And what are the things that are “added”? Read in context, Christ is speaking of daily necessities: food, clothing, and shelter (Matt. 6: 25-32). Thus, our loving Lord takes care of us as we stay focused upon Him–the building up of His kingdom and the emulation of His righteousness.

Being the perfect Exemplar, Jesus walked His talk by wholly submitting Himself to the Father’s will: “I seek not mine own will, but the will of the Father which hath sent me” (John 5: 30).

For those individuals who are dominated and oppressed by controlling people, it may seem contrary to develop characteristics of Christlike humility and submission. It is a common therapeutic approach to teach codependent people the skills of assertiveness; indeed, learning to be assertive can be a step in the right direction in overcoming or escaping situations of control and abuse. Nevertheless, independence is not the ultimate gospel goal; instead, the divine direction is a healthy and whole interdependence–Christ calls it being “one” (John 17: 18).

“I am the true vine, . . . Abide in me, and I in you. As the branch cannot bear fruit of itself, except it abide in the vine; no more can ye, except ye abide in me. I am the vine, ye are the branches: He that abideth in me, and I in him, the same bringeth forth much fruit: for without me ye can do nothing” (John 15: 1-5).

When approached as the sole goal, assertiveness training can lead to an unhealthy me-centered way of living; according to Christ, such ego-centric living is precisely how a life becomes lost (Matt. 10: 39). So we return full circle to the apparent paradox: losing your life for His sake, that you might find your life.

Any focus away from Jesus Christ, the True Vine, will disconnect you from the fullness of His life-giving light and love! Just as light bulbs only illuminate when powered by electricity; so also are you illuminated by His light, as you keep your eye single to His work and glory:

“And if your eye be single to my glory, your whole bodies shall be filled with light, and there shall be no darkness in you; and that body which is filled with light comprehendeth all things” (D&C: 88: 67).

, the fulfillment of self spontaneously arises:

“Look unto me in every thought; doubt not, fear not. Behold the wounds which pierced my side, and also the prints of the nails in my hands and feet; be faithful, keep my commandments, and ye shall inherit the kingdom of heaven” (D&C 6: 36, 37).

About Matt M
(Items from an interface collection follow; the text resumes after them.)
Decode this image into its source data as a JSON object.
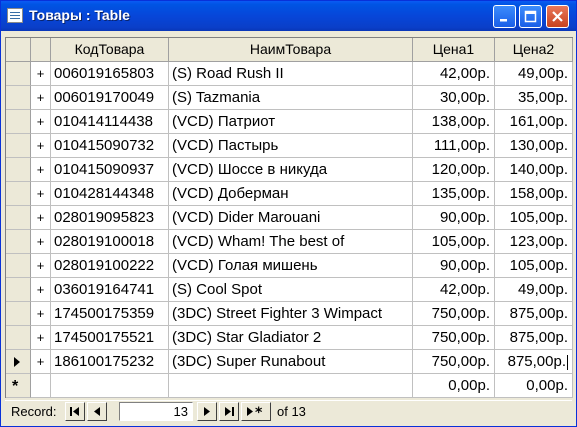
{
  "window": {
    "title": "Товары : Table"
  },
  "columns": [
    "КодТовара",
    "НаимТовара",
    "Цена1",
    "Цена2"
  ],
  "rows": [
    {
      "code": "006019165803",
      "name": "(S) Road Rush II",
      "price1": "42,00р.",
      "price2": "49,00р."
    },
    {
      "code": "006019170049",
      "name": "(S) Tazmania",
      "price1": "30,00р.",
      "price2": "35,00р."
    },
    {
      "code": "010414114438",
      "name": "(VCD) Патриот",
      "price1": "138,00р.",
      "price2": "161,00р."
    },
    {
      "code": "010415090732",
      "name": "(VCD) Пастырь",
      "price1": "111,00р.",
      "price2": "130,00р."
    },
    {
      "code": "010415090937",
      "name": "(VCD) Шоссе в никуда",
      "price1": "120,00р.",
      "price2": "140,00р."
    },
    {
      "code": "010428144348",
      "name": "(VCD) Доберман",
      "price1": "135,00р.",
      "price2": "158,00р."
    },
    {
      "code": "028019095823",
      "name": "(VCD) Dider Marouani",
      "price1": "90,00р.",
      "price2": "105,00р."
    },
    {
      "code": "028019100018",
      "name": "(VCD) Wham! The best of",
      "price1": "105,00р.",
      "price2": "123,00р."
    },
    {
      "code": "028019100222",
      "name": "(VCD) Голая мишень",
      "price1": "90,00р.",
      "price2": "105,00р."
    },
    {
      "code": "036019164741",
      "name": "(S) Cool Spot",
      "price1": "42,00р.",
      "price2": "49,00р."
    },
    {
      "code": "174500175359",
      "name": "(3DC) Street Fighter 3 Wimpact",
      "price1": "750,00р.",
      "price2": "875,00р."
    },
    {
      "code": "174500175521",
      "name": "(3DC) Star Gladiator 2",
      "price1": "750,00р.",
      "price2": "875,00р."
    },
    {
      "code": "186100175232",
      "name": "(3DC) Super Runabout",
      "price1": "750,00р.",
      "price2": "875,00р."
    }
  ],
  "new_row": {
    "price1": "0,00р.",
    "price2": "0,00р."
  },
  "expand_symbol": "+",
  "new_row_symbol": "*",
  "current_row_index": 12,
  "navigation": {
    "label": "Record:",
    "current": "13",
    "total_text": "of 13"
  }
}
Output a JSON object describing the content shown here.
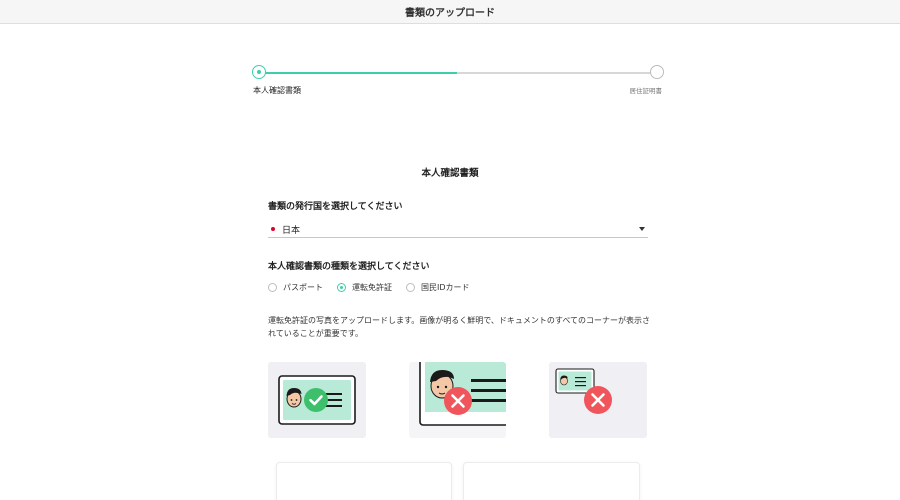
{
  "header": {
    "title": "書類のアップロード"
  },
  "stepper": {
    "current_step_label": "本人確認書類",
    "next_step_label": "居住証明書",
    "progress": 0.5
  },
  "form": {
    "section_title": "本人確認書類",
    "country_label": "書類の発行国を選択してください",
    "country_value": "日本",
    "doctype_label": "本人確認書類の種類を選択してください",
    "doctype_options": [
      {
        "label": "パスポート",
        "selected": false
      },
      {
        "label": "運転免許証",
        "selected": true
      },
      {
        "label": "国民IDカード",
        "selected": false
      }
    ],
    "instructions": "運転免許証の写真をアップロードします。画像が明るく鮮明で、ドキュメントのすべてのコーナーが表示されていることが重要です。"
  },
  "examples": [
    {
      "kind": "correct",
      "icon": "check-icon"
    },
    {
      "kind": "incorrect-cropped",
      "icon": "cross-icon"
    },
    {
      "kind": "incorrect-small",
      "icon": "cross-icon"
    }
  ],
  "colors": {
    "accent": "#3ccfaa",
    "success": "#3dbf6b",
    "error": "#f0555b",
    "card_bg": "#efeff4"
  }
}
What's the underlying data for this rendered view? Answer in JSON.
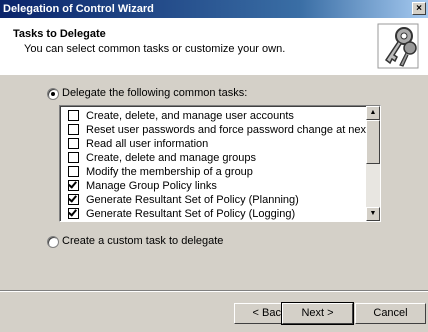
{
  "window": {
    "title": "Delegation of Control Wizard",
    "close_glyph": "×"
  },
  "header": {
    "title": "Tasks to Delegate",
    "subtitle": "You can select common tasks or customize your own.",
    "icon": "keys-icon"
  },
  "options": {
    "common": {
      "label": "Delegate the following common tasks:",
      "checked": true
    },
    "custom": {
      "label": "Create a custom task to delegate",
      "checked": false
    }
  },
  "tasks": [
    {
      "label": "Create, delete, and manage user accounts",
      "checked": false
    },
    {
      "label": "Reset user passwords and force password change at next logon",
      "checked": false
    },
    {
      "label": "Read all user information",
      "checked": false
    },
    {
      "label": "Create, delete and manage groups",
      "checked": false
    },
    {
      "label": "Modify the membership of a group",
      "checked": false
    },
    {
      "label": "Manage Group Policy links",
      "checked": true
    },
    {
      "label": "Generate Resultant Set of Policy (Planning)",
      "checked": true
    },
    {
      "label": "Generate Resultant Set of Policy (Logging)",
      "checked": true
    }
  ],
  "buttons": {
    "back": "< Back",
    "next": "Next >",
    "cancel": "Cancel"
  }
}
Copyright © 2022 LDS Blogs. All Rights Reserved.
This website is not owned by or affiliated with The Church of Jesus Christ of Latter-day Saints (sometimes called the Mormon or LDS Church). The views expressed herein do not necessarily represent the position of the Church. The views expressed by individual users are the responsibility of those users and do not necessarily represent the position of the Church. For the official Church websites, please visit churchofjesuschrist.org or comeuntochrist.org.